(Task material Opens)

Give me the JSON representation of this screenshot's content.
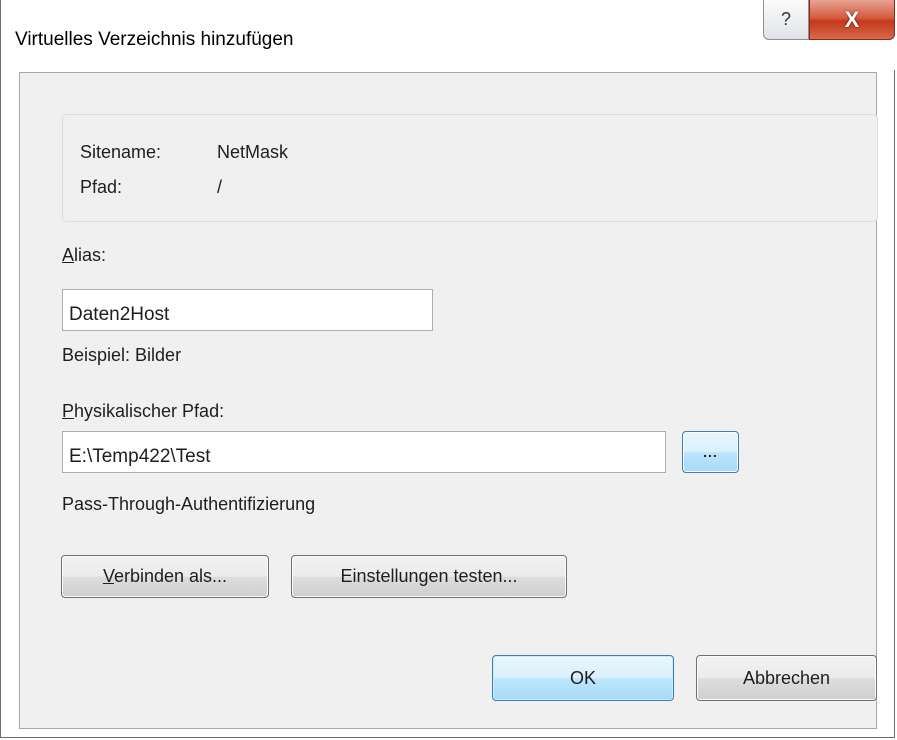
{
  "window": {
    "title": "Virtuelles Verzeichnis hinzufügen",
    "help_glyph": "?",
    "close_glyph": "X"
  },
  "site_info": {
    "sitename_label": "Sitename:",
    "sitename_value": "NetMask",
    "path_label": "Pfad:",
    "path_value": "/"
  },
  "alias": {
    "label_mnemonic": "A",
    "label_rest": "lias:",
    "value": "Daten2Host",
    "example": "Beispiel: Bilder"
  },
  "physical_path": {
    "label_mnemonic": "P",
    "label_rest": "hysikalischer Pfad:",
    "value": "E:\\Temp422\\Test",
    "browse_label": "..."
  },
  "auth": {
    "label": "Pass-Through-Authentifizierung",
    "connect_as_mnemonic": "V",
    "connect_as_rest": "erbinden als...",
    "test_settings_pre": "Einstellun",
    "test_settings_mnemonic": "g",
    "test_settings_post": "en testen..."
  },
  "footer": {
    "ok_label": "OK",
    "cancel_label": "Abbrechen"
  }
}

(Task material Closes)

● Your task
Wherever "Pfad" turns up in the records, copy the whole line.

● Answer to this task
    "path_label": "Pfad:",
    "label_rest": "hysikalischer Pfad:",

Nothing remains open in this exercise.